**Data records for software interfaces**
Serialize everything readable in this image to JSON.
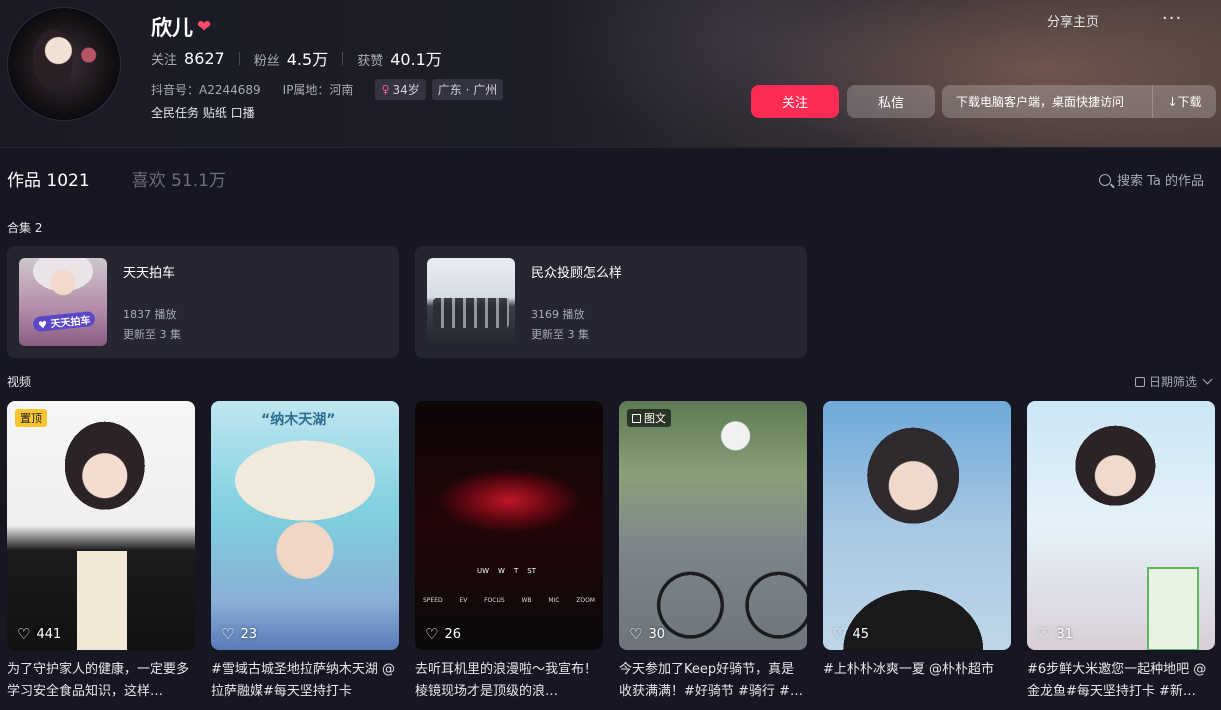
{
  "profile": {
    "name": "欣儿",
    "heart_icon": "heart-emoji-icon",
    "stats": [
      {
        "label": "关注",
        "value": "8627"
      },
      {
        "label": "粉丝",
        "value": "4.5万"
      },
      {
        "label": "获赞",
        "value": "40.1万"
      }
    ],
    "douyin_id": "抖音号：A2244689",
    "ip": "IP属地：河南",
    "age": "34岁",
    "location": "广东 · 广州",
    "bio": "全民任务 贴纸 口播"
  },
  "header_actions": {
    "share": "分享主页",
    "more": "···",
    "follow": "关注",
    "message": "私信",
    "download_tip": "下载电脑客户端，桌面快捷访问",
    "download": "↓下载"
  },
  "tabs": [
    {
      "label": "作品 1021",
      "active": true
    },
    {
      "label": "喜欢 51.1万",
      "active": false
    }
  ],
  "search_placeholder": "搜索 Ta 的作品",
  "collections_label": "合集 2",
  "collections": [
    {
      "title": "天天拍车",
      "plays": "1837 播放",
      "update": "更新至 3 集",
      "cover_text": "♥ 天天拍车"
    },
    {
      "title": "民众投顾怎么样",
      "plays": "3169 播放",
      "update": "更新至 3 集"
    }
  ],
  "videos_label": "视频",
  "date_filter": "日期筛选",
  "videos": [
    {
      "likes": "441",
      "badge": "置顶",
      "desc": "为了守护家人的健康，一定要多学习安全食品知识，这样…"
    },
    {
      "likes": "23",
      "cover_text": "“纳木天湖”",
      "desc": "#雪域古城圣地拉萨纳木天湖 @拉萨融媒#每天坚持打卡"
    },
    {
      "likes": "26",
      "hud": [
        "SPEED",
        "EV",
        "FOCUS",
        "WB",
        "MIC",
        "ZOOM"
      ],
      "hud2": [
        "UW",
        "W",
        "T",
        "ST"
      ],
      "desc": "去听耳机里的浪漫啦～我宣布！棱镜现场才是顶级的浪…"
    },
    {
      "likes": "30",
      "badge": "图文",
      "desc": "今天参加了Keep好骑节，真是收获满满！#好骑节 #骑行 #…"
    },
    {
      "likes": "45",
      "desc": "#上朴朴冰爽一夏 @朴朴超市"
    },
    {
      "likes": "31",
      "desc": "#6步鲜大米邀您一起种地吧 @金龙鱼#每天坚持打卡 #新…"
    }
  ],
  "colors": {
    "background": "#161722",
    "accent": "#fe2c55",
    "card": "#252632"
  }
}
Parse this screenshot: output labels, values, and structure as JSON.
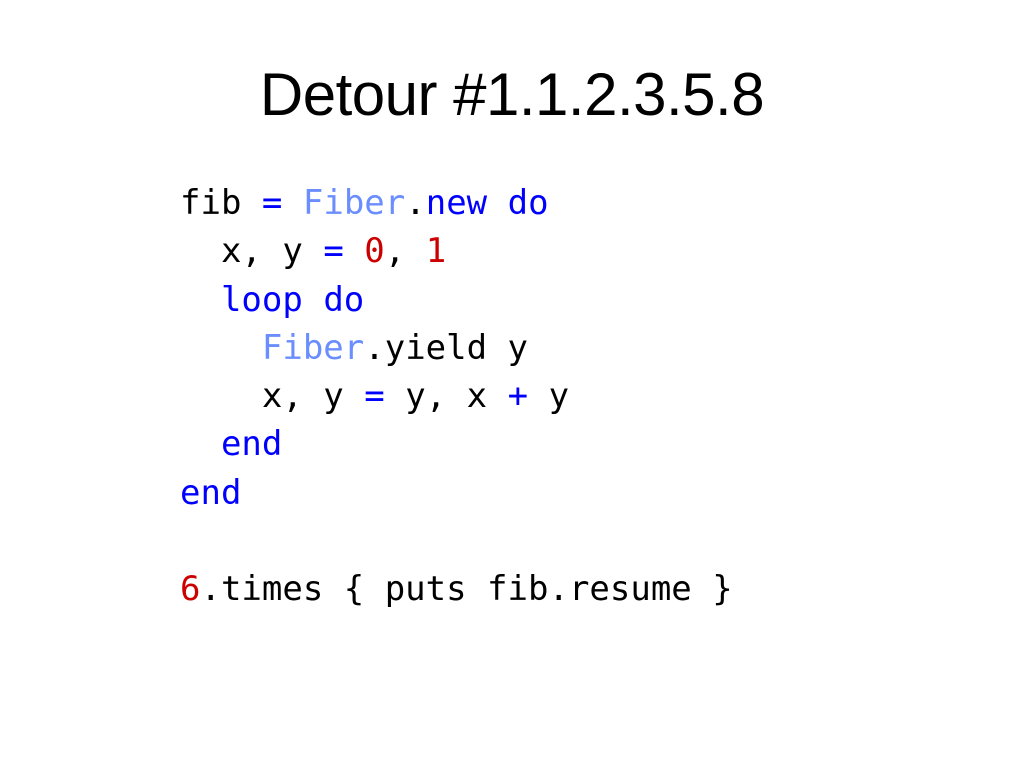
{
  "title": "Detour #1.1.2.3.5.8",
  "code": {
    "line1": {
      "fib": "fib",
      "sp1": " ",
      "eq": "=",
      "sp2": " ",
      "Fiber": "Fiber",
      "dot": ".",
      "new": "new",
      "sp3": " ",
      "do": "do"
    },
    "line2": {
      "indent": "  ",
      "xy": "x, y",
      "sp1": " ",
      "eq": "=",
      "sp2": " ",
      "zero": "0",
      "comma": ",",
      "sp3": " ",
      "one": "1"
    },
    "line3": {
      "indent": "  ",
      "loop": "loop",
      "sp": " ",
      "do": "do"
    },
    "line4": {
      "indent": "    ",
      "Fiber": "Fiber",
      "dot": ".",
      "yield": "yield y"
    },
    "line5": {
      "indent": "    ",
      "xy": "x, y",
      "sp1": " ",
      "eq": "=",
      "sp2": " ",
      "yx": "y, x",
      "sp3": " ",
      "plus": "+",
      "sp4": " ",
      "y": "y"
    },
    "line6": {
      "indent": "  ",
      "end": "end"
    },
    "line7": {
      "end": "end"
    },
    "line8": {
      "empty": ""
    },
    "line9": {
      "six": "6",
      "rest": ".times { puts fib.resume }"
    }
  }
}
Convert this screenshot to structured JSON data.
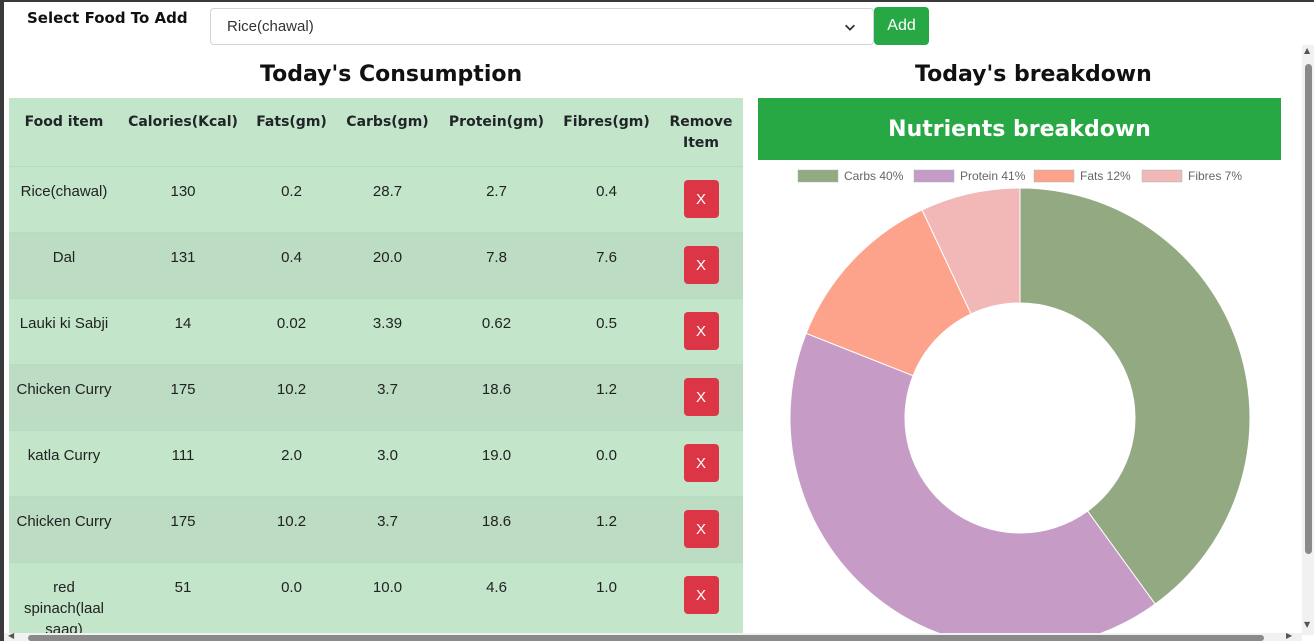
{
  "top": {
    "select_label": "Select Food To Add",
    "selected_food": "Rice(chawal)",
    "add_label": "Add"
  },
  "consumption": {
    "title": "Today's Consumption",
    "headers": [
      "Food item",
      "Calories(Kcal)",
      "Fats(gm)",
      "Carbs(gm)",
      "Protein(gm)",
      "Fibres(gm)",
      "Remove Item"
    ],
    "remove_label": "X",
    "rows": [
      [
        "Rice(chawal)",
        "130",
        "0.2",
        "28.7",
        "2.7",
        "0.4"
      ],
      [
        "Dal",
        "131",
        "0.4",
        "20.0",
        "7.8",
        "7.6"
      ],
      [
        "Lauki ki Sabji",
        "14",
        "0.02",
        "3.39",
        "0.62",
        "0.5"
      ],
      [
        "Chicken Curry",
        "175",
        "10.2",
        "3.7",
        "18.6",
        "1.2"
      ],
      [
        "katla Curry",
        "111",
        "2.0",
        "3.0",
        "19.0",
        "0.0"
      ],
      [
        "Chicken Curry",
        "175",
        "10.2",
        "3.7",
        "18.6",
        "1.2"
      ],
      [
        "red spinach(laal saag)",
        "51",
        "0.0",
        "10.0",
        "4.6",
        "1.0"
      ]
    ]
  },
  "breakdown": {
    "title": "Today's breakdown",
    "chart_title": "Nutrients breakdown"
  },
  "chart_data": {
    "type": "pie",
    "donut": true,
    "labels": [
      "Carbs 40%",
      "Protein 41%",
      "Fats 12%",
      "Fibres 7%"
    ],
    "values": [
      40,
      41,
      12,
      7
    ],
    "colors": [
      "#93a982",
      "#c69cc6",
      "#fda38c",
      "#f2b8b8"
    ],
    "legend_position": "top"
  }
}
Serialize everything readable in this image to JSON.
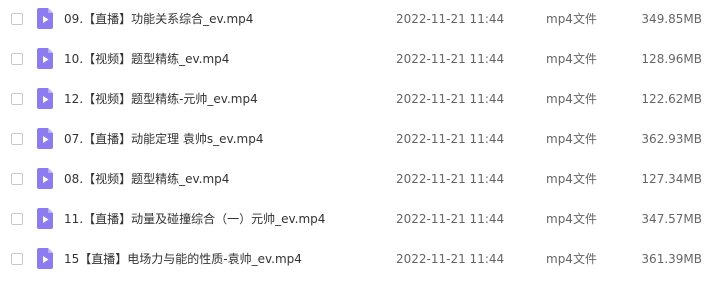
{
  "colors": {
    "icon_fill": "#8c7cf0",
    "icon_fold": "#b9afff",
    "icon_play": "#ffffff"
  },
  "files": [
    {
      "name": "09.【直播】功能关系综合_ev.mp4",
      "date": "2022-11-21 11:44",
      "type": "mp4文件",
      "size": "349.85MB",
      "icon": "video-file-icon"
    },
    {
      "name": "10.【视频】题型精练_ev.mp4",
      "date": "2022-11-21 11:44",
      "type": "mp4文件",
      "size": "128.96MB",
      "icon": "video-file-icon"
    },
    {
      "name": "12.【视频】题型精练-元帅_ev.mp4",
      "date": "2022-11-21 11:44",
      "type": "mp4文件",
      "size": "122.62MB",
      "icon": "video-file-icon"
    },
    {
      "name": "07.【直播】动能定理 袁帅s_ev.mp4",
      "date": "2022-11-21 11:44",
      "type": "mp4文件",
      "size": "362.93MB",
      "icon": "video-file-icon"
    },
    {
      "name": "08.【视频】题型精练_ev.mp4",
      "date": "2022-11-21 11:44",
      "type": "mp4文件",
      "size": "127.34MB",
      "icon": "video-file-icon"
    },
    {
      "name": "11.【直播】动量及碰撞综合（一）元帅_ev.mp4",
      "date": "2022-11-21 11:44",
      "type": "mp4文件",
      "size": "347.57MB",
      "icon": "video-file-icon"
    },
    {
      "name": "15【直播】电场力与能的性质-袁帅_ev.mp4",
      "date": "2022-11-21 11:44",
      "type": "mp4文件",
      "size": "361.39MB",
      "icon": "video-file-icon"
    }
  ]
}
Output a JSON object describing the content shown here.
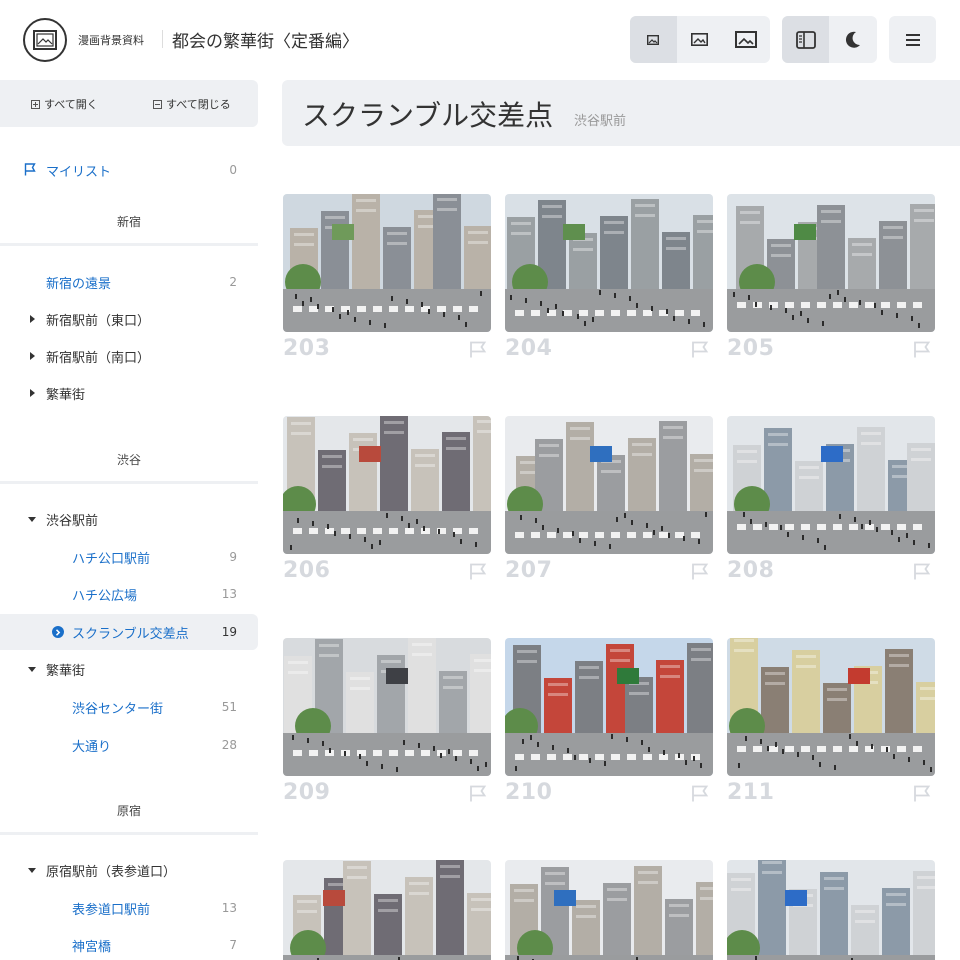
{
  "header": {
    "site_name": "漫画背景資料",
    "page_heading": "都会の繁華街〈定番編〉",
    "icons": {
      "logo": "image-frame-icon",
      "size_small": "image-small-icon",
      "size_medium": "image-medium-icon",
      "size_large": "image-large-icon",
      "sidebar_toggle": "sidebar-icon",
      "dark_mode": "moon-icon",
      "menu": "hamburger-icon"
    }
  },
  "sidebar": {
    "expand_all": "すべて開く",
    "collapse_all": "すべて閉じる",
    "mylist": {
      "label": "マイリスト",
      "count": "0"
    },
    "sections": [
      {
        "title": "新宿",
        "items": [
          {
            "label": "新宿の遠景",
            "count": "2"
          },
          {
            "label": "新宿駅前（東口）"
          },
          {
            "label": "新宿駅前（南口）"
          },
          {
            "label": "繁華街"
          }
        ]
      },
      {
        "title": "渋谷",
        "items": [
          {
            "label": "渋谷駅前"
          },
          {
            "label": "ハチ公口駅前",
            "count": "9"
          },
          {
            "label": "ハチ公広場",
            "count": "13"
          },
          {
            "label": "スクランブル交差点",
            "count": "19"
          },
          {
            "label": "繁華街"
          },
          {
            "label": "渋谷センター街",
            "count": "51"
          },
          {
            "label": "大通り",
            "count": "28"
          }
        ]
      },
      {
        "title": "原宿",
        "items": [
          {
            "label": "原宿駅前（表参道口）"
          },
          {
            "label": "表参道口駅前",
            "count": "13"
          },
          {
            "label": "神宮橋",
            "count": "7"
          }
        ]
      }
    ]
  },
  "main": {
    "title": "スクランブル交差点",
    "subtitle": "渋谷駅前",
    "cards": [
      "203",
      "204",
      "205",
      "206",
      "207",
      "208",
      "209",
      "210",
      "211"
    ]
  },
  "colors": {
    "accent": "#1a6fc9",
    "panel": "#eef0f3",
    "number": "#d6d9de"
  }
}
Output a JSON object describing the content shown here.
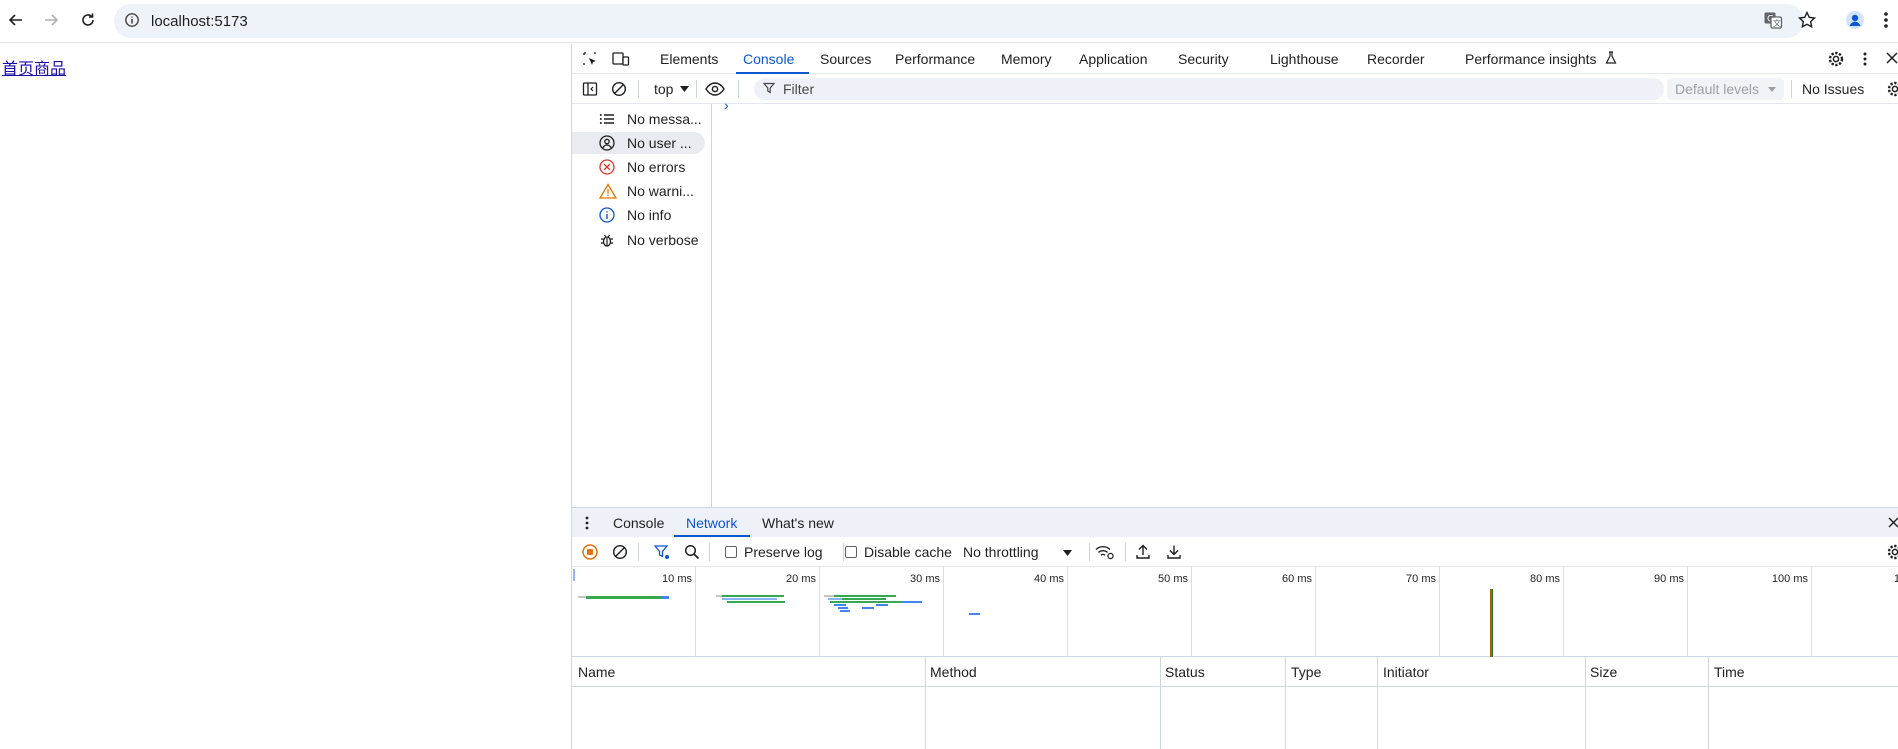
{
  "browser": {
    "url": "localhost:5173",
    "icons": [
      "back-icon",
      "forward-icon",
      "reload-icon",
      "site-info-icon",
      "translate-icon",
      "bookmark-star-icon",
      "profile-icon",
      "menu-icon"
    ]
  },
  "page": {
    "link_text": "首页商品"
  },
  "devtools": {
    "tabs": [
      "Elements",
      "Console",
      "Sources",
      "Performance",
      "Memory",
      "Application",
      "Security",
      "Lighthouse",
      "Recorder",
      "Performance insights"
    ],
    "active_tab": "Console",
    "console_toolbar": {
      "context": "top",
      "filter_placeholder": "Filter",
      "levels": "Default levels",
      "issues": "No Issues"
    },
    "sidebar": [
      {
        "label": "No messa...",
        "icon": "list-icon"
      },
      {
        "label": "No user ...",
        "icon": "user-icon"
      },
      {
        "label": "No errors",
        "icon": "error-icon"
      },
      {
        "label": "No warni...",
        "icon": "warning-icon"
      },
      {
        "label": "No info",
        "icon": "info-icon"
      },
      {
        "label": "No verbose",
        "icon": "bug-icon"
      }
    ],
    "prompt": "›",
    "drawer": {
      "tabs": [
        "Console",
        "Network",
        "What's new"
      ],
      "active_tab": "Network"
    },
    "network": {
      "preserve_log": "Preserve log",
      "disable_cache": "Disable cache",
      "throttling": "No throttling",
      "timeline_ticks": [
        "10 ms",
        "20 ms",
        "30 ms",
        "40 ms",
        "50 ms",
        "60 ms",
        "70 ms",
        "80 ms",
        "90 ms",
        "100 ms",
        "1"
      ],
      "columns": [
        "Name",
        "Method",
        "Status",
        "Type",
        "Initiator",
        "Size",
        "Time"
      ]
    },
    "colors": {
      "accent": "#0b57d0",
      "record": "#e8710a",
      "error": "#dc362e",
      "warning": "#e37400",
      "info": "#0b57d0"
    }
  }
}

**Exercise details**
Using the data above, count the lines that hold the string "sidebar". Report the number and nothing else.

**Task response**
3